Luisa Strina counts Olafur Eliasson, Aldredo Jaar, and the late, beloved Neoconcrete icon Lygia Pape, among the artists she deals with. “When I started in 1974 there were no galleries like we have today,” she says. “I was the first to represent artists and work directly with them. I didn’t want to open a gallery, but the artists I was working with said that if I didn’t, they would work with someone else.” At the time Brazil was ruled by a military dictatorship, which meant that art could be neither imported, nor exported. “In 1985 we opened the ports; in 1988 I participated in Art Cologne; and in 1990 I went to Art Basel. That was the beginning of the export of Brazilian art,” she explains. Being a woman wasn’t a challenge, according to Strina. “The men helped me. We were a group of people in it together and we would help each other.”

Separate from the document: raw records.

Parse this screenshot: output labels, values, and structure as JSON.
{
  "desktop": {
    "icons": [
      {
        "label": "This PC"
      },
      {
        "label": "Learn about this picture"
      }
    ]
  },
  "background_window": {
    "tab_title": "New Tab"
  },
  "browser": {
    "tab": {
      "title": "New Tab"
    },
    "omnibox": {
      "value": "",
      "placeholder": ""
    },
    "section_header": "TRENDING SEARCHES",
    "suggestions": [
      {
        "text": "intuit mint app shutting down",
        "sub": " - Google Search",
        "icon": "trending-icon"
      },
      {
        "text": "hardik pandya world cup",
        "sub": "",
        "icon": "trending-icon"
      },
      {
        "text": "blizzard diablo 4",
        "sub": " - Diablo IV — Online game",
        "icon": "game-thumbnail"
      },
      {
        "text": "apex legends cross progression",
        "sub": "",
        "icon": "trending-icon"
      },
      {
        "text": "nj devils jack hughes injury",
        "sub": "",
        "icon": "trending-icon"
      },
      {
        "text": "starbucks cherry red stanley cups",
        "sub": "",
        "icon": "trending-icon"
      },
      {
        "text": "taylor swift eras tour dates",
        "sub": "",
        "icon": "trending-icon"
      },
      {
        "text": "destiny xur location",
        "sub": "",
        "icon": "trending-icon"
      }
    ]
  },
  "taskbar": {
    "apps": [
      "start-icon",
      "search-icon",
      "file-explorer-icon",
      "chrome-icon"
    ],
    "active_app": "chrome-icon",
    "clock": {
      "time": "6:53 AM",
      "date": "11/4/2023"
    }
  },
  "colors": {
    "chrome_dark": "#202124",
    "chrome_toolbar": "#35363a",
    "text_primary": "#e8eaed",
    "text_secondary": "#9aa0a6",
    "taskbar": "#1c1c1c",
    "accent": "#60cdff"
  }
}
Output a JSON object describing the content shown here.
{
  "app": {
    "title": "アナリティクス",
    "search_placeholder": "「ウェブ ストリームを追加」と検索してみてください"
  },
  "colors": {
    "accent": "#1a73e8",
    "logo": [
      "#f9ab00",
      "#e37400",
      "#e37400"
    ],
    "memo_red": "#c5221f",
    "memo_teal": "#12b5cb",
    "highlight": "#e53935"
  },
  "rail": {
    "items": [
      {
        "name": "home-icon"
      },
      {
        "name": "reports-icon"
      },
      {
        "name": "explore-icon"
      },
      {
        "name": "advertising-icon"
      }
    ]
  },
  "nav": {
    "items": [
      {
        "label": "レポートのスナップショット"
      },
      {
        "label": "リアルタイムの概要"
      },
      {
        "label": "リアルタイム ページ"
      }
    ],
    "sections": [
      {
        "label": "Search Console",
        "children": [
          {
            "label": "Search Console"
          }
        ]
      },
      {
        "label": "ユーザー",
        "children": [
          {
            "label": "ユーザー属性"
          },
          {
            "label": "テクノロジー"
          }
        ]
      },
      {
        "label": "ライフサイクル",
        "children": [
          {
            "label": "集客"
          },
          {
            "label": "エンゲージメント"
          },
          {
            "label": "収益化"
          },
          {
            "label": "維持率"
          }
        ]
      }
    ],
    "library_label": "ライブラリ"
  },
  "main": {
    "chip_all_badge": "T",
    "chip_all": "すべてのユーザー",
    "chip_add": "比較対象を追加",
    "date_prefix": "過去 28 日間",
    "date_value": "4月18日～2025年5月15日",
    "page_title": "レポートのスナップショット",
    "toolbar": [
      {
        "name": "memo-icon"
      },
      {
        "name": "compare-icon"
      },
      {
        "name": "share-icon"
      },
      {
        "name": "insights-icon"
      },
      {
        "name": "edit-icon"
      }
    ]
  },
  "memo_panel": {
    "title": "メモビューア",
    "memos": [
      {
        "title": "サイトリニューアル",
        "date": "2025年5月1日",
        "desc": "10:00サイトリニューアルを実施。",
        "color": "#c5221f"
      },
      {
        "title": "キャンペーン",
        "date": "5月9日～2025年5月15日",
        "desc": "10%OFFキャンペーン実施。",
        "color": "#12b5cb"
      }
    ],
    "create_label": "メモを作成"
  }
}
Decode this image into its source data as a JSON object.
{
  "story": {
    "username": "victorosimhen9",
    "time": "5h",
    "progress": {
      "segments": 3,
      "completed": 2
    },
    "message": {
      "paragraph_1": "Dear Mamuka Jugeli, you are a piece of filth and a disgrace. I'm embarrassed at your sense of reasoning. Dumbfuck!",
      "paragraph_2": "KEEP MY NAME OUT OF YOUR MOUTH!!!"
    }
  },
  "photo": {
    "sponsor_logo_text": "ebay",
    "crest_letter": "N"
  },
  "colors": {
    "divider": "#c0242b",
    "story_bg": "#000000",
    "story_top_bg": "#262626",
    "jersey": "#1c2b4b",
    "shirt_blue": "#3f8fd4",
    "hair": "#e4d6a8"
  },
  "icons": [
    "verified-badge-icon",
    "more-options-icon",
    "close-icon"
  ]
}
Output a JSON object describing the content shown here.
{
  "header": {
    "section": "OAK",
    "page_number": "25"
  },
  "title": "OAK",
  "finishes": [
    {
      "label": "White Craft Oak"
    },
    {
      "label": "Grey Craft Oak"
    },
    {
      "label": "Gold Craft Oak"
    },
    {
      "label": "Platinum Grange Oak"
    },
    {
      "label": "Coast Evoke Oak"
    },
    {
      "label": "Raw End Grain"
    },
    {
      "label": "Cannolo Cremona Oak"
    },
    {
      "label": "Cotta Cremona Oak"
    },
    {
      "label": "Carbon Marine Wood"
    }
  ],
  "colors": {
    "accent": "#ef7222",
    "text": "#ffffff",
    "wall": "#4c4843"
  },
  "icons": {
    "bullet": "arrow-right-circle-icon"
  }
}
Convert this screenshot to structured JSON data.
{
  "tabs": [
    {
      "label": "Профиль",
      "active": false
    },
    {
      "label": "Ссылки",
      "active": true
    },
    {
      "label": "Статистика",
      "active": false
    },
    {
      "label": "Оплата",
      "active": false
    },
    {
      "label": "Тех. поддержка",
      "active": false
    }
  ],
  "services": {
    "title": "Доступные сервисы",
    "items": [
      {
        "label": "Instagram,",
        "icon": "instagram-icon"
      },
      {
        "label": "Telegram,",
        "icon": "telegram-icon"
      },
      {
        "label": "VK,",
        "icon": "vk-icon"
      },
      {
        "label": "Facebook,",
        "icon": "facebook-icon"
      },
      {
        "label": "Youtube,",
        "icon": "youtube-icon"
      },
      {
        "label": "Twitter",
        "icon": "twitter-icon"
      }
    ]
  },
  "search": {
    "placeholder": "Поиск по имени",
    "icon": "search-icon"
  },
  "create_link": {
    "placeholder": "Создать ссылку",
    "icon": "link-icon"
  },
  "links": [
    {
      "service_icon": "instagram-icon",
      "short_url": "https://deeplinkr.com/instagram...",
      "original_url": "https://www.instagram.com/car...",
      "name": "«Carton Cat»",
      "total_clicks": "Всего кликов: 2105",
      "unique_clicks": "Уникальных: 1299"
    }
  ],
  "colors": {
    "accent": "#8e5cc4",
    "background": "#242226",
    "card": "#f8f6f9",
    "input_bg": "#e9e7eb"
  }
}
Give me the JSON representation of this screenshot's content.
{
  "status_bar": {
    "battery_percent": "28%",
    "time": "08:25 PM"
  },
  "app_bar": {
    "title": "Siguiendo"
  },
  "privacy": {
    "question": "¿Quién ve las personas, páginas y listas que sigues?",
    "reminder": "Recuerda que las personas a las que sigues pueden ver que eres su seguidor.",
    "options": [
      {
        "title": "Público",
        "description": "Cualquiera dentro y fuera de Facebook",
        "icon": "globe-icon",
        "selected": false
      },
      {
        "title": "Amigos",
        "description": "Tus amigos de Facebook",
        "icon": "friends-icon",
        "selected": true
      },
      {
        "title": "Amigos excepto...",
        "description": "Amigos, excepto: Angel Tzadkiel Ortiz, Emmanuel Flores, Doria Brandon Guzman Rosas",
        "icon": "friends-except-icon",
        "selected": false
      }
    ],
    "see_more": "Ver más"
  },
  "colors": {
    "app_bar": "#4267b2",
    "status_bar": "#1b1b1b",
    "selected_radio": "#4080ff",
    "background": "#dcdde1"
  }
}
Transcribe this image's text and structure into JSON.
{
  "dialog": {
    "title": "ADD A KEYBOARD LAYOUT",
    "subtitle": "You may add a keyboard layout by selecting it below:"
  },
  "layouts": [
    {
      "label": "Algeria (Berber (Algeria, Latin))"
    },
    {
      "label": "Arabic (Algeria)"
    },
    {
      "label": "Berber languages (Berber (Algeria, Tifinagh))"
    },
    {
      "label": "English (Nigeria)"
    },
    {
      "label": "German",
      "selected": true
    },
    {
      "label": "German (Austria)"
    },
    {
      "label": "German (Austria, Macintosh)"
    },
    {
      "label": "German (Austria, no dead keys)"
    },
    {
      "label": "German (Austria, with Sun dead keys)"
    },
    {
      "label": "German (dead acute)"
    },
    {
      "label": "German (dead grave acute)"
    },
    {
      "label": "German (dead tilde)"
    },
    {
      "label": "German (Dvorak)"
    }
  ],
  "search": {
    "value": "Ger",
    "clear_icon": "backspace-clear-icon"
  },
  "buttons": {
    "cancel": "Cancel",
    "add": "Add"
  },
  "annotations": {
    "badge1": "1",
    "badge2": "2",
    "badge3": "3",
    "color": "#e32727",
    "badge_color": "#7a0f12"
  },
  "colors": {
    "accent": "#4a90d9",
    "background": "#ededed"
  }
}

Raquel Arnaud, who opened her gallery 45 years ago, explains that it was a natural step for her, after working at the Museu de Arte de São Paulo. Now representing the estate of Sergio Camargo as well as artists Carlos Cruz Diez and Waltércio Caldas, she focuses exclusively on geometric art. “I think it’s just a coincidence,” she says when asked about why this group of historical gallerists is all women.

Luciana Brito got her start in the gallery world working for Arnaud, before partnering with Fábio Cimino to open a space in 1997. Cimino left in 2008, and since then Brito’s daughter, Julia, has stepped in to help run the gallery, which represents Caio Reisewitz, Regina Silveira, and Marina Abramovic. “I’m so happy to have been a part of all these changes,” says Brito. “Since I started my career and opened the gallery, the entire art scene has professionalized—not just the galleries and the market, but also the museums and the publications.”

When asked who is leading the charge for the next generation, Brito mentions Central Gallery owner Fernanda Resstom, Maria Montero from Sé Gallery, and Jacqueline Martins—whose name came up again and again throughout the fair as the next Brazilian gallery to watch. “It’s not easy,” says Brito. “This has taken us many years to achieve.”